### RECORDED DATA ###

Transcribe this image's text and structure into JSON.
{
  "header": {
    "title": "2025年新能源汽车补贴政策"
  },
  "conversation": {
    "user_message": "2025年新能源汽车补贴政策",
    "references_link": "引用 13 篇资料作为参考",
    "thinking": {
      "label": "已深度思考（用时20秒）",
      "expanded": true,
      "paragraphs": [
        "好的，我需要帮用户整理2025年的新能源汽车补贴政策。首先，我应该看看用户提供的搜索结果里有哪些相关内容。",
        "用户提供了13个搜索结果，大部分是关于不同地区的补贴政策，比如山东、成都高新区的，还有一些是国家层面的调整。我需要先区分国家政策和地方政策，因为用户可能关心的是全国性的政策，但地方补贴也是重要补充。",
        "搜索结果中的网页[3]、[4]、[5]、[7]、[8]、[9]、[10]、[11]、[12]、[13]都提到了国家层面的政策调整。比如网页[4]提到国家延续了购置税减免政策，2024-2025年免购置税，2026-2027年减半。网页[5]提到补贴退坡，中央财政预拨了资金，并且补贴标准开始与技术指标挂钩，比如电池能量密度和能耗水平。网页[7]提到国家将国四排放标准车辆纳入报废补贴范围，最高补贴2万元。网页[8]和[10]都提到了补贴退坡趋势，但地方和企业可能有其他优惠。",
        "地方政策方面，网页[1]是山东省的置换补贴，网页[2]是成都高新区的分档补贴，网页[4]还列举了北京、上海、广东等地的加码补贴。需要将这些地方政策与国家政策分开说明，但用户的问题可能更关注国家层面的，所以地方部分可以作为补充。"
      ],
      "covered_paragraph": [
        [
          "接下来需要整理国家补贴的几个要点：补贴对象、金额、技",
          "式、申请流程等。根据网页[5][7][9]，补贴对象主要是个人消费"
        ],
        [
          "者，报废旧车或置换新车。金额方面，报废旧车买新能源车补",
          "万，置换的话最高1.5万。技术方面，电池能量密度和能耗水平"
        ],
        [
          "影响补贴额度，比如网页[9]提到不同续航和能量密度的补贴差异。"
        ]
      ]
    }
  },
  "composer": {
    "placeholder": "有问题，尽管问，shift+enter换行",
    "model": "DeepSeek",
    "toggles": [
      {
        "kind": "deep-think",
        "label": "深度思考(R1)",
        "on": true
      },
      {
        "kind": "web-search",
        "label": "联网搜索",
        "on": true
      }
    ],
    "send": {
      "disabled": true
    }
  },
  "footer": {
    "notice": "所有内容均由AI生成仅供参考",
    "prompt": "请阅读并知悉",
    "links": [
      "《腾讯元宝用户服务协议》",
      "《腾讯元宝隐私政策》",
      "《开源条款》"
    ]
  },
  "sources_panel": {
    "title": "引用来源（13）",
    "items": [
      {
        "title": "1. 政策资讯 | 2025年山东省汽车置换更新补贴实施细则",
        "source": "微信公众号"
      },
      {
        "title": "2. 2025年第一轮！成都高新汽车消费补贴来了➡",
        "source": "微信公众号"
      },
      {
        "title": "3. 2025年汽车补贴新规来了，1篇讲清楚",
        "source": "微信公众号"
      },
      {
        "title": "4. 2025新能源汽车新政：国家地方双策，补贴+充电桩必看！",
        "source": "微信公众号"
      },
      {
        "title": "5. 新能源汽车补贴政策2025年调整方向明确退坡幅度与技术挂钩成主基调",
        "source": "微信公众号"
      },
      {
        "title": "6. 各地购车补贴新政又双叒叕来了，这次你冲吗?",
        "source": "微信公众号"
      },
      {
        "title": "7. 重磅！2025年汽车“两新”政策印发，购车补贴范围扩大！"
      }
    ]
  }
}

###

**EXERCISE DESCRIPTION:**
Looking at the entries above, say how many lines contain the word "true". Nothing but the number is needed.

**ANSWER BOX:**
4